• GOAL OF THE EXERCISE: Could you copy every line of the data that contains the word "FILES"?

• Dataset rows for apps and sites:
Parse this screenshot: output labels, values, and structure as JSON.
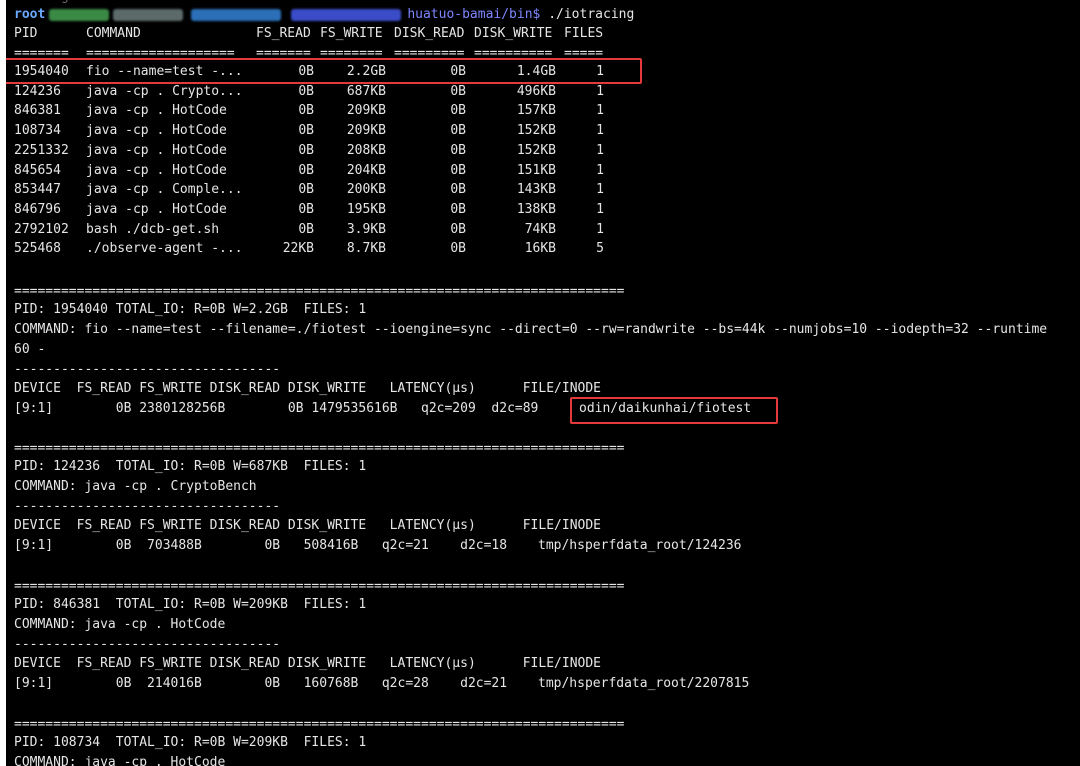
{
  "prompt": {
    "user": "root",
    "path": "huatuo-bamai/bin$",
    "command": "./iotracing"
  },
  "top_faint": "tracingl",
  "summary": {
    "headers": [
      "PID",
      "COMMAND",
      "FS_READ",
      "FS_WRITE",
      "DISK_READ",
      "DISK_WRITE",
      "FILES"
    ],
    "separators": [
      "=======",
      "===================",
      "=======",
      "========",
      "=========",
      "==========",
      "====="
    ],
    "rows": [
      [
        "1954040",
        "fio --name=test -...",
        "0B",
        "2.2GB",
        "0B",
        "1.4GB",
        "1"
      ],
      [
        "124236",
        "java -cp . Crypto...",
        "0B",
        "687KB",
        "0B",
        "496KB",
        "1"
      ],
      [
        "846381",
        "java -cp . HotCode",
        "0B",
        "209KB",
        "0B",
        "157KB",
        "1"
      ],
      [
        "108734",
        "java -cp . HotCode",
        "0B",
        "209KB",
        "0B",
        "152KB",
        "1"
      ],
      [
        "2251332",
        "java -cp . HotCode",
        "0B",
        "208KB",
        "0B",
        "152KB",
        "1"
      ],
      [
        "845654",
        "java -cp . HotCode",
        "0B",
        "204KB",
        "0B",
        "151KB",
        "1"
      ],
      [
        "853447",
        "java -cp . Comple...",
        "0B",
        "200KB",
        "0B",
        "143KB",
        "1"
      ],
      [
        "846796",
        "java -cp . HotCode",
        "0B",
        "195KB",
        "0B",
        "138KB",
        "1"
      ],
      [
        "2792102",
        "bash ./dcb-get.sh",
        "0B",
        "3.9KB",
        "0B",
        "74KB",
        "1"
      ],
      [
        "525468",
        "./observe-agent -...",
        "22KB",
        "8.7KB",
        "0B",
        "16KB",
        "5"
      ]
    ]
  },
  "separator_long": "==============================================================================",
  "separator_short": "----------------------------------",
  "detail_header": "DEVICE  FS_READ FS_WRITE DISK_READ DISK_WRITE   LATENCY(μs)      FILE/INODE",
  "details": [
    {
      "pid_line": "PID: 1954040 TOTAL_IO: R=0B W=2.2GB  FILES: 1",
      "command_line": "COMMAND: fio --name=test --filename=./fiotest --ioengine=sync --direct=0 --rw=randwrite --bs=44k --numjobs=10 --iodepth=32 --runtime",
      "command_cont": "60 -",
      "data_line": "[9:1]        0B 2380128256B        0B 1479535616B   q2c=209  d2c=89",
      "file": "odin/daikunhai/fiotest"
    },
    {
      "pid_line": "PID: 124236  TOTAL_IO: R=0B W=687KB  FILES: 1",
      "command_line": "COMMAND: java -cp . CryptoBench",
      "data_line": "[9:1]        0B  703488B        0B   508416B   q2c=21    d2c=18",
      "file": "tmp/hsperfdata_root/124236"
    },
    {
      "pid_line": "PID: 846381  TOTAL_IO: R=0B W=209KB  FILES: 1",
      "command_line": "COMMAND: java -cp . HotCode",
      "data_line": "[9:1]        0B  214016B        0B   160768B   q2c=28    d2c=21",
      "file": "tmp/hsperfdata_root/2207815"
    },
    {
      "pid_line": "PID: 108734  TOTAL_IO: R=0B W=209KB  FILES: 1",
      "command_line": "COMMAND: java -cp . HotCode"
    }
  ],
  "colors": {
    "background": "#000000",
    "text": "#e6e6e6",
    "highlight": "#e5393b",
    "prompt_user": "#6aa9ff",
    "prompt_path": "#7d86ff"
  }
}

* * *

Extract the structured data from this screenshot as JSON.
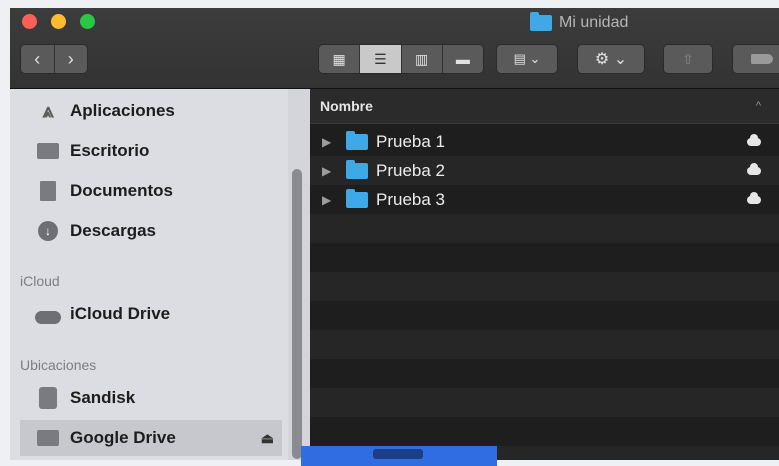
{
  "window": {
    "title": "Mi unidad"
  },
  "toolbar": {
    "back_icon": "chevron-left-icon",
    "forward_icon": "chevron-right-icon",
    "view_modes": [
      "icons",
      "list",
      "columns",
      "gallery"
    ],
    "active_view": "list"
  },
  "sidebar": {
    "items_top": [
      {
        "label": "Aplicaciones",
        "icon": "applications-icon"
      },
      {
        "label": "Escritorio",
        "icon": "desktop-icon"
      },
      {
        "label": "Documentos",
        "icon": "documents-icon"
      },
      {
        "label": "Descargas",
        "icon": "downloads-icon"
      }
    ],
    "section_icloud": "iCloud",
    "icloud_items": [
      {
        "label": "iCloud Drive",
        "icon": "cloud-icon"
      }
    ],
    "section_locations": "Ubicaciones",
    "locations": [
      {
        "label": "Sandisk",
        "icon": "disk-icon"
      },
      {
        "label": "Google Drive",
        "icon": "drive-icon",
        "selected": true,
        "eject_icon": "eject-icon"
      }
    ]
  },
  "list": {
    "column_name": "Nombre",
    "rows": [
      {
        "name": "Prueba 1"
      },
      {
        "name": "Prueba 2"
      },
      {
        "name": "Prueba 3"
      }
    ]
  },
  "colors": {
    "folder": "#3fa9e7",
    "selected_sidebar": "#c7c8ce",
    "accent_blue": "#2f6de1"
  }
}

• TASK ANSWER:
      "FILES"
      "pid_line": "PID: 1954040 TOTAL_IO: R=0B W=2.2GB  FILES: 1",
      "pid_line": "PID: 124236  TOTAL_IO: R=0B W=687KB  FILES: 1",
      "pid_line": "PID: 846381  TOTAL_IO: R=0B W=209KB  FILES: 1",
      "pid_line": "PID: 108734  TOTAL_IO: R=0B W=209KB  FILES: 1",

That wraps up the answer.